As an alternative to using a motor vehicle, it is easy to get to the Puig de Meià meadow on foot, from Vilanova. This walk could complement, or form part of, your forest bathing. The distance is about 4.2 kilometres and the route is well-signposted. Once at the meadow, the vantage point there offers some of the best views over La Coma de Meià, El Cogulló and the Segre plain. On the other side of the massif, the dominant sights are the cliffs of El Montsec de Meià, with El Mirapallars as its highest point, standing at an altitude of 1,668 metres. After this reception area, you can go to the site of the former medieval village, which used to have more than 100 hearths (in the past, population tended to be counted by hearths, rather than by the number of inhabitants), and see the remains of Ca la Carlana (a fortified house), houses, sections of wall and even some traces of former roads. This is an area in which you can enjoy a very original version of forest bathing. It is dominated by an immense holm-oak which coexists with typical dryland Mediterranean vegetation.

The space for forest bathing

As previously stated, in this area there is vegetation which is typical of dryland Mediterranean country, with a clear predominance of holm oak (Quercus ilex), some examples of Portuguese oak (Quercus faginea) and some brushwood species, amongst which the smell of rosemary (Rosmarinus officinalis), an aromatic shrub which is frequent in holm oak groves, particularly attracts the attention. The holm oak is a type of evergreen tree which is characterised by its dense crown and can reach heights of 10-20 metres, although it is not common to find examples that are over 12 metres tall. Holm oak forests are usually green at all times of year, although the shades of green may vary, and there may be a continuous tree layer providing generous amounts of shade which is particularly appreciated at the hottest times of the year. The bark of these trees is also green, although trunks and branches tend to be greyer in colour and to get darker as they grow. When a tree is over 15 years old, its bark may crack, resulting in a much darker trunk. Its fruit: the acorn, matures in autumn and is very much appreciated as food for pigs. If these animals do not eat them, once mature, they fall to the ground and end up composting. This perhaps explains why it is easy to find their remains, in different states, accumulated around tree trunks. 

As you will see on arrival, today, the former settlement of Meià is dominated by an extensive oak grove. In fact, we could venture to say that there are possibly more oak trees today than there were when the village was inhabited, back in medieval times, when oak wood was very useful for many different purposes, including making tools and exploiting the forest. The production of charcoal is a use to which oak wood has been put since ancient times, in this part of La Noguera. We know that the original nucleus was inhabited during the Visigoth period, but we do not know whether it dates from before that time. We do, however, know for certain that trees played an important role in Greek and Latin mythology and that forests were the first places of worship of the Greeks and Romans. Those civilisations used to take care of, venerate and protect trees, which were seen as symbols of the union between the natural and human values related to life.

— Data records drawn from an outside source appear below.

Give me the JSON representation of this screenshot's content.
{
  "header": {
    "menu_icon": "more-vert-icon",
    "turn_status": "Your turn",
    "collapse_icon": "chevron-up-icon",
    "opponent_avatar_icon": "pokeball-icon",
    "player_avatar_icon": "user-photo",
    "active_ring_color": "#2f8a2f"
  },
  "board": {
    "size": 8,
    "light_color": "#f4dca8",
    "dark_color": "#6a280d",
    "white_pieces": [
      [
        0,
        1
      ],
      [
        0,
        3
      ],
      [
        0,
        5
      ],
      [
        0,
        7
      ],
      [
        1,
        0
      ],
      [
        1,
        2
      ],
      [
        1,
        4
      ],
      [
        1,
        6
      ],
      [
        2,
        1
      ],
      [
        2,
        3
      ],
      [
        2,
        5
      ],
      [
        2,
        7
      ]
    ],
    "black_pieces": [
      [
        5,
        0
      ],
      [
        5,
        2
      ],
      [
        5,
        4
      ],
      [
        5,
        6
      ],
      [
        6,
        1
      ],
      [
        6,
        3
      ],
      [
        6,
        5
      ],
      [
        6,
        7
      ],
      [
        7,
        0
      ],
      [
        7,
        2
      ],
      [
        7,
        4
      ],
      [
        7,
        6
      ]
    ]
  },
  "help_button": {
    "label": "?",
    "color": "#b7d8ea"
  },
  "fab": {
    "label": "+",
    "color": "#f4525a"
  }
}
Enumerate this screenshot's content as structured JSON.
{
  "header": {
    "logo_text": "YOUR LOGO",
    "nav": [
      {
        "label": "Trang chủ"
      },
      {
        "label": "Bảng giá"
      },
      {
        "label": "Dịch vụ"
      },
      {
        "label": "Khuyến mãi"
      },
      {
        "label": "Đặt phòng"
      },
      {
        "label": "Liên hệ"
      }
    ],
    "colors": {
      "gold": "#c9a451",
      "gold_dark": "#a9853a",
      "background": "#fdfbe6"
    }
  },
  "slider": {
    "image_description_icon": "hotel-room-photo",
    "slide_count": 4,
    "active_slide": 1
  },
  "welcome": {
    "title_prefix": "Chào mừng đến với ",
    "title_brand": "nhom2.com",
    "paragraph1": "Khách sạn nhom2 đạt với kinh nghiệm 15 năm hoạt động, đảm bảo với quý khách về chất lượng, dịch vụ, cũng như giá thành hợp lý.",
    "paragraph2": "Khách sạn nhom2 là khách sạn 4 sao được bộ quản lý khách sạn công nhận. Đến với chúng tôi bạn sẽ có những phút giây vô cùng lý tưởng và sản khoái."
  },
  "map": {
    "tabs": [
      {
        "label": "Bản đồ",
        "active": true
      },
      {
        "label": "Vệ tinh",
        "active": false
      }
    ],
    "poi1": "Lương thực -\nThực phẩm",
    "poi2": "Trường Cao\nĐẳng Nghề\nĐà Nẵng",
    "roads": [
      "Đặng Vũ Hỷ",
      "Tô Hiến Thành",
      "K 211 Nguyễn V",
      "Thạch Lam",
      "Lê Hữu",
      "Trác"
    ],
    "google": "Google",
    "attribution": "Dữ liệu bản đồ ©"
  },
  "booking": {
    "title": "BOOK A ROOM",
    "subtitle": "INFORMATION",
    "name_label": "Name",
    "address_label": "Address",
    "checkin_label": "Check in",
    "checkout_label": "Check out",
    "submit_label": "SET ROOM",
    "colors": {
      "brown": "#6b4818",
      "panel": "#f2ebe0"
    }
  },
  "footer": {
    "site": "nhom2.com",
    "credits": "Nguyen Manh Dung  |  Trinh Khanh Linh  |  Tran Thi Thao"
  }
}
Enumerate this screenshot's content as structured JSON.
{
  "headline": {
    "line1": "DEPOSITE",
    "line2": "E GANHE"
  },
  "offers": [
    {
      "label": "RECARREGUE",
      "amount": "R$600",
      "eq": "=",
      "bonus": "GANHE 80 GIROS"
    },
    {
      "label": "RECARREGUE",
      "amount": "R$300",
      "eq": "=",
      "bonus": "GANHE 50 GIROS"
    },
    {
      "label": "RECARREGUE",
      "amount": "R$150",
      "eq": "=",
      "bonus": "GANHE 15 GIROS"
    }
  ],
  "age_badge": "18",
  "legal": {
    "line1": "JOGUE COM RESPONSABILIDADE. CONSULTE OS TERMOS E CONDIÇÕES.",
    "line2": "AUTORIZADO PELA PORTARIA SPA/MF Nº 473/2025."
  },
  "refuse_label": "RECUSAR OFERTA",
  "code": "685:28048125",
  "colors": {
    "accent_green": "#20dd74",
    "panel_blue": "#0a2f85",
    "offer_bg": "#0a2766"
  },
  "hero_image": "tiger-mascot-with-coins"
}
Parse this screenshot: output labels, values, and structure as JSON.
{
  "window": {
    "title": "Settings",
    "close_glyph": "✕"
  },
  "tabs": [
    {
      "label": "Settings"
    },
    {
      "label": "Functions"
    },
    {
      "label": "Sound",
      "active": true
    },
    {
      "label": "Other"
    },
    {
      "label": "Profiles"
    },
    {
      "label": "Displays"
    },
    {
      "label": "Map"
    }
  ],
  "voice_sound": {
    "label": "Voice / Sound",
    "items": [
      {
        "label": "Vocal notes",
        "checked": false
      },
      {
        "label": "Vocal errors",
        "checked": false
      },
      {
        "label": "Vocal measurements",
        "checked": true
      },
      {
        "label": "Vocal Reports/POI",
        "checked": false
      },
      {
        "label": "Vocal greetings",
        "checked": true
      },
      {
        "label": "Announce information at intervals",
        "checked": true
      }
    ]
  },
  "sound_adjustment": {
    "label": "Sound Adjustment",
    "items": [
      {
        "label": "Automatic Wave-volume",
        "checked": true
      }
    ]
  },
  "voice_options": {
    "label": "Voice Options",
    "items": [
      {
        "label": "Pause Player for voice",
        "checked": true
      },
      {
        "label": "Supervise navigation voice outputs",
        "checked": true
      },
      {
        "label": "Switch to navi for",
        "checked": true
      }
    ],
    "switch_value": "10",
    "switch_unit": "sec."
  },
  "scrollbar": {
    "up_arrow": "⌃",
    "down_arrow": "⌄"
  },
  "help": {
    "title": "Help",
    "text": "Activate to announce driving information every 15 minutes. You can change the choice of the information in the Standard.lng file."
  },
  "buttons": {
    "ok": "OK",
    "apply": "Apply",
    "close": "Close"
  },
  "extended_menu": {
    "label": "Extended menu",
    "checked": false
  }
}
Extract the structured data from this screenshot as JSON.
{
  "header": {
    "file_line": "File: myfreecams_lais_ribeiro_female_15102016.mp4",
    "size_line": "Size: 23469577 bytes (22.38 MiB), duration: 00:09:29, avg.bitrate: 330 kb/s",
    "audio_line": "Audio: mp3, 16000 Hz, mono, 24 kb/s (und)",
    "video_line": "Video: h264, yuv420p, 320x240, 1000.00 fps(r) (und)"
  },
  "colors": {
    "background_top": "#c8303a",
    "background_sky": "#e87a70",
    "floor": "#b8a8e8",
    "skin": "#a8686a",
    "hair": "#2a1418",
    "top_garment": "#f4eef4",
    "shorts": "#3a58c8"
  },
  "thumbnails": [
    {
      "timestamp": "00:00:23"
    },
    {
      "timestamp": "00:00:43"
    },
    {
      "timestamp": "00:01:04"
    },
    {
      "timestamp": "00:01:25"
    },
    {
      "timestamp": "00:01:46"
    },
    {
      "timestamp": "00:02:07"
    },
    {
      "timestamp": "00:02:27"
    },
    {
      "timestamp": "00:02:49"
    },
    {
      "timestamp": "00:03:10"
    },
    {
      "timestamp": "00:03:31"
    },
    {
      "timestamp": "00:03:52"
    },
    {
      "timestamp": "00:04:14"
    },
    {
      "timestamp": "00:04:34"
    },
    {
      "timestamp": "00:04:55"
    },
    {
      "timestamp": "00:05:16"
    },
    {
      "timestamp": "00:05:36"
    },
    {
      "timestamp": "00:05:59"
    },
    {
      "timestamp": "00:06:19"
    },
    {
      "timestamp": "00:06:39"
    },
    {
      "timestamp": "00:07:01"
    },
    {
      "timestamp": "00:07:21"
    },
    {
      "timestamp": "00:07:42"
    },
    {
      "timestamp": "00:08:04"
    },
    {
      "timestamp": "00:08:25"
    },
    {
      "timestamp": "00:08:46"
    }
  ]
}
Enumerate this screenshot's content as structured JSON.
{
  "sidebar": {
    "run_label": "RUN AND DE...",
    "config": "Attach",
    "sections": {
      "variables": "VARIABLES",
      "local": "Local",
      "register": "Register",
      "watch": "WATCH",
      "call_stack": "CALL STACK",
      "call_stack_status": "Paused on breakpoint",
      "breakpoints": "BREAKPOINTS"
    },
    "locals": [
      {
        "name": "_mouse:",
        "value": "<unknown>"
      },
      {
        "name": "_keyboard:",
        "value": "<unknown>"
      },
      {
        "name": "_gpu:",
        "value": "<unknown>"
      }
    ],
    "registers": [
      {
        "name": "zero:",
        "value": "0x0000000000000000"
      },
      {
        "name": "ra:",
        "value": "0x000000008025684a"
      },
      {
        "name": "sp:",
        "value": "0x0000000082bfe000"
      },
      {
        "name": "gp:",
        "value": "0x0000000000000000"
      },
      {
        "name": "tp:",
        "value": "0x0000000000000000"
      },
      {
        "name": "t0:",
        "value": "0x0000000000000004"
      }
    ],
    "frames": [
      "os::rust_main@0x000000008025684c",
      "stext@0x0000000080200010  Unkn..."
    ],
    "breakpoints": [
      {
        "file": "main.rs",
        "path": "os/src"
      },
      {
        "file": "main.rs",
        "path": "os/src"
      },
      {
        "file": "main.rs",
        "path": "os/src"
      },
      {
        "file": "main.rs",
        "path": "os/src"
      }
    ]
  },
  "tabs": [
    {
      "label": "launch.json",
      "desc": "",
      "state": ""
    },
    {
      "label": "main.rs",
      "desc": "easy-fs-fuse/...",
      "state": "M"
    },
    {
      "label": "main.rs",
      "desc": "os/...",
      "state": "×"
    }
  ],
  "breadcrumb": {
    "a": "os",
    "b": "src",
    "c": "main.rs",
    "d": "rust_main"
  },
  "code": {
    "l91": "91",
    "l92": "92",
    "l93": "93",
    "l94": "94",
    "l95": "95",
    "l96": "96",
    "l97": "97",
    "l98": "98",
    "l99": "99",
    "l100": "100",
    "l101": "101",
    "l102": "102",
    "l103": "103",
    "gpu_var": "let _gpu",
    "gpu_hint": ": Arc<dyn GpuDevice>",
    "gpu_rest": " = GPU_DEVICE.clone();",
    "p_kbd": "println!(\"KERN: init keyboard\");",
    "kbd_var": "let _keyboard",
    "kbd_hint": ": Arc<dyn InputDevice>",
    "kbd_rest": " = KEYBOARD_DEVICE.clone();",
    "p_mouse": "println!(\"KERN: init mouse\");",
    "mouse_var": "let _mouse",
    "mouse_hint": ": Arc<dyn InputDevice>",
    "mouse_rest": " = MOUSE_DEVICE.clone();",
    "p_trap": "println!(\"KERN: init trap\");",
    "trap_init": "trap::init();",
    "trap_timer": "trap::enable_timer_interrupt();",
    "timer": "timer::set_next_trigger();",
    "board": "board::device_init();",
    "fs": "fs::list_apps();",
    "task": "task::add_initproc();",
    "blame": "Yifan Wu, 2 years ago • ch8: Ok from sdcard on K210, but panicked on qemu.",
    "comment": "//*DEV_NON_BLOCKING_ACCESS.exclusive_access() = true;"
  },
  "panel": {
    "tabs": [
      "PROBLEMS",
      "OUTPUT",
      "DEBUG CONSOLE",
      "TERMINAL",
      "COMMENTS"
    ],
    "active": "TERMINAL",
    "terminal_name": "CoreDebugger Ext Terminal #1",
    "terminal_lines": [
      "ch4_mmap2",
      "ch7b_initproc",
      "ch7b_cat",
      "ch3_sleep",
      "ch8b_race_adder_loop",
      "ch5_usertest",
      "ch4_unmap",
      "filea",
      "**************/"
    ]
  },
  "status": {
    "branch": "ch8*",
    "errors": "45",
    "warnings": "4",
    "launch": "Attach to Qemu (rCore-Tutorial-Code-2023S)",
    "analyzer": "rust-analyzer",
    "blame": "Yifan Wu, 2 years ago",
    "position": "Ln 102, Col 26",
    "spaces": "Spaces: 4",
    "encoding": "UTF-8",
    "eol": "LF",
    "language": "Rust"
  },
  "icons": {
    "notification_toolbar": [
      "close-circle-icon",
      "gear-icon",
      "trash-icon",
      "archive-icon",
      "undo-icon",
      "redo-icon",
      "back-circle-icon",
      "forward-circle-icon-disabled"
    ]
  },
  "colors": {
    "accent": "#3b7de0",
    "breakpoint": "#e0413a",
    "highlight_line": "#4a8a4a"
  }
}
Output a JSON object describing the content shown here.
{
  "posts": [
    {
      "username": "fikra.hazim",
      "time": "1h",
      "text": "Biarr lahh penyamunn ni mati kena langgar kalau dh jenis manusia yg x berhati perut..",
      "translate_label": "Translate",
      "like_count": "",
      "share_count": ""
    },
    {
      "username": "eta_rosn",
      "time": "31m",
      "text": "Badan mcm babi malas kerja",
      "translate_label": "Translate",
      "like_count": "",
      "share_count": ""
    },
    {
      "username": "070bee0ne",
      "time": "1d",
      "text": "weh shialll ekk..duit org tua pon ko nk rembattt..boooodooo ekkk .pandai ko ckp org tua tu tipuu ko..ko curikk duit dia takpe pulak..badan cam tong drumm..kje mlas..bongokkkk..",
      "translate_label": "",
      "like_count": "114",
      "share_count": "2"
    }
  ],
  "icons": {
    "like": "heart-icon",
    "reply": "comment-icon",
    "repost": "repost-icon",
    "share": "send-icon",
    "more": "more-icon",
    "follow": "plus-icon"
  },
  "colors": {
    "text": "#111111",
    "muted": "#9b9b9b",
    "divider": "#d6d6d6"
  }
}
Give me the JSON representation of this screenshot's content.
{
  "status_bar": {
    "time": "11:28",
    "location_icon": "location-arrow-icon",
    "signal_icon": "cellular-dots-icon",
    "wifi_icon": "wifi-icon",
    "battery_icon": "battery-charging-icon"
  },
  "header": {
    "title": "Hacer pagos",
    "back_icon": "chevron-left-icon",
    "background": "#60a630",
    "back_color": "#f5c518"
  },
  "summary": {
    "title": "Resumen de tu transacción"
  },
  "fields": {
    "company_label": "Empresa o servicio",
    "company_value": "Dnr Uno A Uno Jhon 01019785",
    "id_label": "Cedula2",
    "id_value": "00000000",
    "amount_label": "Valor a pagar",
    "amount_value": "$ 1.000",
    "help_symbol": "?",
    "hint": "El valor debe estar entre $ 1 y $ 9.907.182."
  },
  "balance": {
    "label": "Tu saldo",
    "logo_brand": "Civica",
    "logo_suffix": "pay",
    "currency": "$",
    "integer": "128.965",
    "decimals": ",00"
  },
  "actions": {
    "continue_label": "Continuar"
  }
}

The evergreen oak and the Portuguese oak were considered sacred trees, with the former being the ultimate symbol of strength, solidity and longevity.

It goes without saying that one of the most unique characteristics of this oak grove is its location. As a result, the place recommended for forest bathing is the old medieval village of Meià itself. To the north, there are the remains of the wall of one of the towers of the fortification of Ca la Carlana. To the south-east, there are the remains of the castle of Meià, whose round tower was possibly of Arabic origin. It is also possible to see a water tank, entrance door, and part of the facing of the 11th century wall. Even so, slowly walking along the ancient parts of the paths, and across this great opening, which is so full of history and symbology, gives plenty of scope for activities through which to interact with the natural environment.